=== Extracted entries ===

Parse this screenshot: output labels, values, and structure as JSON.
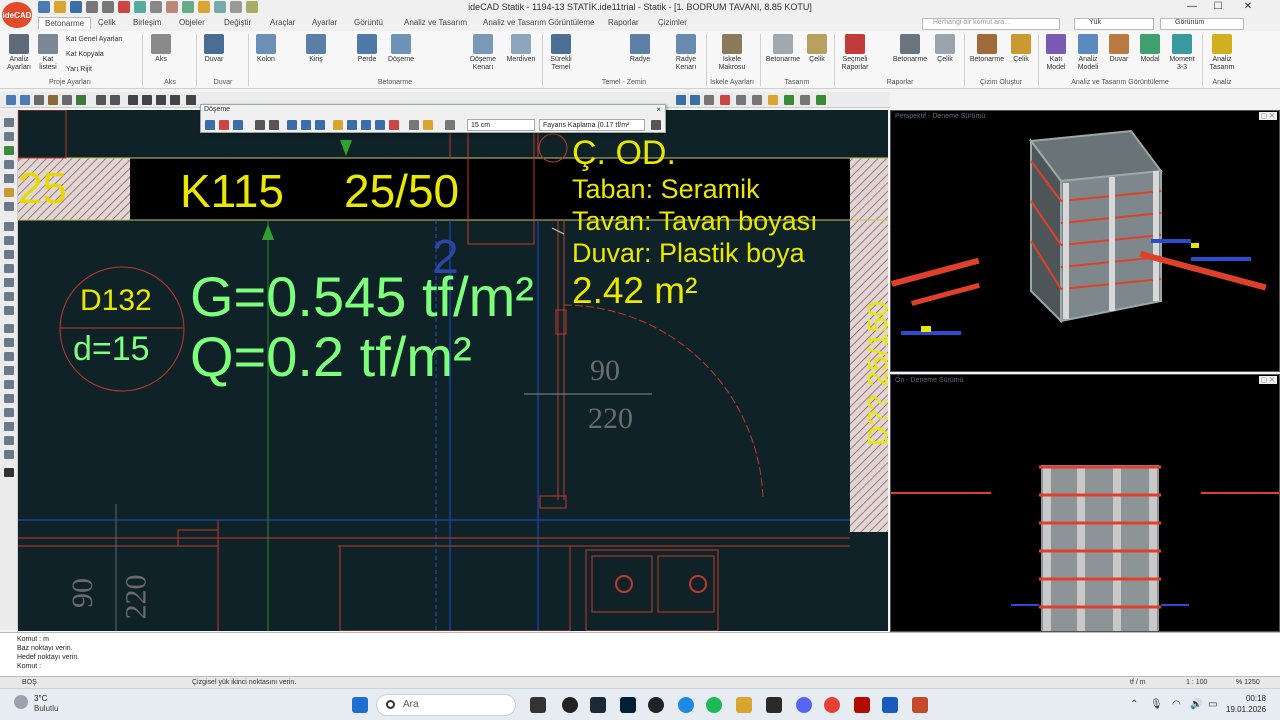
{
  "window": {
    "title": "ideCAD Statik - 1194-13 STATİK.ide11trial - Statik - [1. BODRUM TAVANI,  8.85 KOTU]",
    "logo": "ideCAD",
    "controls": [
      "—",
      "☐",
      "✕"
    ]
  },
  "tabs": [
    "Betonarme",
    "Çelik",
    "Birleşim",
    "Objeler",
    "Değiştir",
    "Araçlar",
    "Ayarlar",
    "Görüntü",
    "Analiz ve Tasarım",
    "Analiz ve Tasarım Görüntüleme",
    "Raporlar",
    "Çizimler"
  ],
  "active_tab": "Betonarme",
  "command_search": {
    "placeholder": "Herhangi bir komut ara..."
  },
  "level_combo": "Yük",
  "view_combo": "Görünüm",
  "ribbon": {
    "buttons": [
      {
        "label": "Analiz Ayarları",
        "color": "#5f6b78"
      },
      {
        "label": "Kat listesi",
        "color": "#7a8794"
      },
      {
        "label": "Aks",
        "color": "#8a8a8a"
      },
      {
        "label": "Duvar",
        "color": "#4a6d92"
      },
      {
        "label": "Kolon",
        "color": "#6b8fb5"
      },
      {
        "label": "Kiriş",
        "color": "#5b7ea4"
      },
      {
        "label": "Perde",
        "color": "#4f79a6"
      },
      {
        "label": "Döşeme",
        "color": "#6f93b8"
      },
      {
        "label": "Döşeme Kenarı",
        "color": "#7a98b8"
      },
      {
        "label": "Merdiven",
        "color": "#8ea5be"
      },
      {
        "label": "Sürekli Temel",
        "color": "#4d6f94"
      },
      {
        "label": "Radye",
        "color": "#5c7fa5"
      },
      {
        "label": "Radye Kenarı",
        "color": "#6a8bb0"
      },
      {
        "label": "İskele Makrosu",
        "color": "#8a7a5a"
      },
      {
        "label": "Betonarme",
        "color": "#a0a8b0"
      },
      {
        "label": "Çelik",
        "color": "#b8a060"
      },
      {
        "label": "Seçmeli Raporlar",
        "color": "#c23a3a"
      },
      {
        "label": "Betonarme",
        "color": "#6a7580"
      },
      {
        "label": "Çelik",
        "color": "#9aa4ae"
      },
      {
        "label": "Betonarme",
        "color": "#a06a3a"
      },
      {
        "label": "Çelik",
        "color": "#c89a30"
      },
      {
        "label": "Katı Model",
        "color": "#7a5ab0"
      },
      {
        "label": "Analiz Modeli",
        "color": "#5a8ac0"
      },
      {
        "label": "Duvar",
        "color": "#b87a40"
      },
      {
        "label": "Modal",
        "color": "#40a070"
      },
      {
        "label": "Moment 3-3",
        "color": "#3a9aa0"
      },
      {
        "label": "Analiz Tasarım",
        "color": "#d0b020"
      }
    ],
    "small_commands": [
      "Kat Genel Ayarları",
      "Kat Kopyala",
      "Yarı Rijit"
    ],
    "groups": [
      "Proje Ayarları",
      "Aks",
      "Duvar",
      "Betonarme",
      "Temel - Zemin",
      "İskele Ayarları",
      "Tasarım",
      "Raporlar",
      "Çizim Oluştur",
      "Analiz ve Tasarım Görüntüleme",
      "Analiz"
    ]
  },
  "float_toolbar": {
    "title": "Döşeme",
    "close": "×",
    "thickness": "15 cm",
    "load": "Fayans Kaplama (0.17 tf/m²"
  },
  "cad": {
    "beam_left_label": "25",
    "beam_label": "K115",
    "beam_size": "25/50",
    "slab_id": "D132",
    "slab_thickness": "d=15",
    "dead_load": "G=0.545 tf/m²",
    "live_load": "Q=0.2 tf/m²",
    "room_name": "Ç. OD.",
    "room_floor": "Taban: Seramik",
    "room_ceiling": "Tavan: Tavan boyası",
    "room_wall": "Duvar: Plastik boya",
    "room_area": "2.42 m²",
    "door_width": "90",
    "door_height": "220",
    "window_width": "90",
    "window_height": "220",
    "slab_num_2": "2",
    "right_beam_label": "D??  25/150"
  },
  "panes": {
    "perspective": "Perspektif - Deneme Sürümü",
    "front": "Ön - Deneme Sürümü"
  },
  "command_log": [
    "Komut : m",
    "Baz noktayı verin.",
    "Hedef noktayı verin.",
    "Komut :"
  ],
  "status": {
    "mode": "BOŞ",
    "message": "Çizgisel yük ikinci noktasını verin.",
    "unit": "tf / m",
    "scale": "1 : 100",
    "zoom": "% 1250"
  },
  "taskbar": {
    "weather_temp": "3°C",
    "weather_text": "Bulutlu",
    "search_placeholder": "Ara",
    "time": "00:18",
    "date": "19.01.2026"
  }
}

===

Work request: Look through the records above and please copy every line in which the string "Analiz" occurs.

Your solution:
    "Analiz ve Tasarım",
    "Analiz ve Tasarım Görüntüleme",
        "label": "Analiz Ayarları",
        "label": "Analiz Modeli",
        "label": "Analiz Tasarım",
      "Analiz ve Tasarım Görüntüleme",
      "Analiz"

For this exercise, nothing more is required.